Indian private sector lender Yes Bank Ltd’s shares tumbled nearly a third on Friday, wiping as much as $3.1 billion off its market value, after the central bank reduced charismatic CEO Rana Kapoor’s term, creating uncertainty about its outlook. The Reserve Bank of India (RBI) said late on Wednesday Kapoor can serve as the lender’s chief executive only till Jan 31 next year, after shareholders voted in June to extend his term for three years, pending its approval.
Though the central bank did not give a reason for its decision, the move, according to market insiders, exemplifies the RBI’s increasingly assertive approach in tackling the bad debt problem plaguing India’s banking sector.

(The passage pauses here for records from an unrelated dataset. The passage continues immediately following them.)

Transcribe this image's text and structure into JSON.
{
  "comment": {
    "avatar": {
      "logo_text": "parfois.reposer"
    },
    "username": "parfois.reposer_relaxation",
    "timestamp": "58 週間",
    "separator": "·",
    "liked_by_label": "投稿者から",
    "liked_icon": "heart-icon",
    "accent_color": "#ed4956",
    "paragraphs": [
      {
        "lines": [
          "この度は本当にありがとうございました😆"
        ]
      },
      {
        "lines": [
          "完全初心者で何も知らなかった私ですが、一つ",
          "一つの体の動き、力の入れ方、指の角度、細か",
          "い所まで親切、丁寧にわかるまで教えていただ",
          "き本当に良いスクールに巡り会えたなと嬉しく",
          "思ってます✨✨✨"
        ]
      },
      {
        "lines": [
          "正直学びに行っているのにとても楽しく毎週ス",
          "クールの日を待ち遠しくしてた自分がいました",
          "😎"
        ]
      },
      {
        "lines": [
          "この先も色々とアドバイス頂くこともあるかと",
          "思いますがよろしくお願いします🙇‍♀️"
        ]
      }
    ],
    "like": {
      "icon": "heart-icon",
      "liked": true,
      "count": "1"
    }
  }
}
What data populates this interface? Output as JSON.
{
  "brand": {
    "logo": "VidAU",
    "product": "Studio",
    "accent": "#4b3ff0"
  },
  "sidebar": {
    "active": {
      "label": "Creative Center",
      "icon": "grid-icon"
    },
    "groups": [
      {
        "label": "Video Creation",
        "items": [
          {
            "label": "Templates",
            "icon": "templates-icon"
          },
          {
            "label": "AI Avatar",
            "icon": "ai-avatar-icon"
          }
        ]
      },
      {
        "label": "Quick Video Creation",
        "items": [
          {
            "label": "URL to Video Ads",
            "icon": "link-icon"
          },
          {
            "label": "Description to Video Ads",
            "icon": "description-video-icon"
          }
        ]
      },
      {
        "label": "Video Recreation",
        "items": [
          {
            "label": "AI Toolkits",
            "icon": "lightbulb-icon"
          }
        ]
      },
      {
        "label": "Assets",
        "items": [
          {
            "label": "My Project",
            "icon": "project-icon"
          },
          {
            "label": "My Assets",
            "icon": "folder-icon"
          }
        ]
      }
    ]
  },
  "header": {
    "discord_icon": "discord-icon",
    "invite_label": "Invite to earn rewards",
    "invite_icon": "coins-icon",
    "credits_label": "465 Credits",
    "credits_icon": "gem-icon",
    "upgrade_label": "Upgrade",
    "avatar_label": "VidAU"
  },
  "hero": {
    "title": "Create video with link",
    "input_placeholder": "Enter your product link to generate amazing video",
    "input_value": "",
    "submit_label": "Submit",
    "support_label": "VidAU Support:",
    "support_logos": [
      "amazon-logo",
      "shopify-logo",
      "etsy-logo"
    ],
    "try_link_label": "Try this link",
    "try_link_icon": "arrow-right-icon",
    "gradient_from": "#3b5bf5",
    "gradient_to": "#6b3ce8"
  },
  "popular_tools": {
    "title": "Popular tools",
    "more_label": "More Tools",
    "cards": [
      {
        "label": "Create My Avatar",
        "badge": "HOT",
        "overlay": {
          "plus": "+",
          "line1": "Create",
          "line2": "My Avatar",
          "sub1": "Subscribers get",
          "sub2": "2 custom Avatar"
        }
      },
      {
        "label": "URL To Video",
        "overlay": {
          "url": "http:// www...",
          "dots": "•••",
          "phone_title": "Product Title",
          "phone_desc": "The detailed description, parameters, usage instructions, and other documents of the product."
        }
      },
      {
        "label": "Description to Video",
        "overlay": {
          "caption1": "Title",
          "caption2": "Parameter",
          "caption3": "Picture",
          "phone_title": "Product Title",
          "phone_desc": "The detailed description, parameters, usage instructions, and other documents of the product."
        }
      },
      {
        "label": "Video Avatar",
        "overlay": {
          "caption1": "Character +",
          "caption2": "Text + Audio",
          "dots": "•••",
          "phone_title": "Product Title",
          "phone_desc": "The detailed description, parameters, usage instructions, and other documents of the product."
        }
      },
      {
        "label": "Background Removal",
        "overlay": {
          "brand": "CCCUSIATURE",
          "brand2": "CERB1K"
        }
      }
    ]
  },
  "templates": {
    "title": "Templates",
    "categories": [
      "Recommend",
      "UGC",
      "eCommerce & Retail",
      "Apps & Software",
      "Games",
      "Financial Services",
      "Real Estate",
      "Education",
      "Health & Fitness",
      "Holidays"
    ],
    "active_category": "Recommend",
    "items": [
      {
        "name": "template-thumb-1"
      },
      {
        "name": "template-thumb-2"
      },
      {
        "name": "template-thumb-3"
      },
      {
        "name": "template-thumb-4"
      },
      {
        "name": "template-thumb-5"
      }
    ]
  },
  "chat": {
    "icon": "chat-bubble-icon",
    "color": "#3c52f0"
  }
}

Kapoor, one of India’s most prominent bankers, co-founded Yes Bank in 2003 and has been instrumental in its rise to become the fifth-largest private sector bank with assets of $43.2 billion. But the rapid expansion came at a cost.
Yes Bank’s bad loans spiked in October last year after a risk-based supervision exercise by the central bank forced the lender to account for 63.55 billion rupees ($881.1 million) more in the non-performing category. Kapoor had termed it a “temporary setback” and said remedial steps were underway.
Indian banks have seen a surge in soured loans that hit a record $150 billion at the end of March and stricter rules enforced by the central bank are expected to have pushed the industry’s non-performing loans even higher.
Earlier this year, RBI chief Urjit Patel said the central bank had limited authority over state-run banks that account for the bulk of bad loans in the sector, and called for reforms to give the regulator more powers to police such lenders.
Those comments were refuted and criticised by government officials who, according to media reports, said monitoring the management of lenders was RBI’s job.
Since then, Axis Bank, riddled with bad loans, said its long-time Chief Executive Shikha Sharma would step down, days after the central bank was reported to have expressed concerns about the lender giving her a three-year extension.
ICICI Bank also named group veteran Sandeep Bakhshi as its interim head, and said CEO Chanda Kochhar would go on leave pending the completion of a probe into conflict of interest allegations.
“The RBI seems to be trying to put its foot down and establish an image of being an independent entity with the latest decision on Kapoor,” a Mumbai-based fund manager told Reuters.
“But the RBI needs to be careful of collateral damage. While one cannot absolve the sins of lending at banks, the RBI should be able to communicate such big decisions in a slower and more efficient manner,” he said.
Yes Bank and RBI did not immediately respond to requests for comment. Indian stock markets were closed on Thursday for a holiday.
Yes Bank shares sank to a low of 218.10 rupees. Before Friday’s trading, Yes Bank had a market value of about $10 billion. At least two brokerages downgraded the stock, citing uncertainty and doubts in investors’ minds about the bank’s future.
Nomura analysts said a need to raise growth capital in troubled times, investor doubts about asset quality and the RBI’s concerns for Kapoor continuing in his position could weigh on the stock.
The research firm downgraded the stock to “neutral” from “buy”, reducing its target price to 345 rupees. Yes Bank said its board will meet on Sept. 25 to decide on a course of action.
Some analysts said even though Kapoor won’t be CEO from February next year, his influence on the bank will not disappear. He owned a direct 4.3 percent equity stake in the bank, as of end-June. “Kapoor is a promoter and he will be there to guide the new management,” said AK Prabhakar, head of research at IDBI Capital. ($1 = 72.1250 Indian rupees)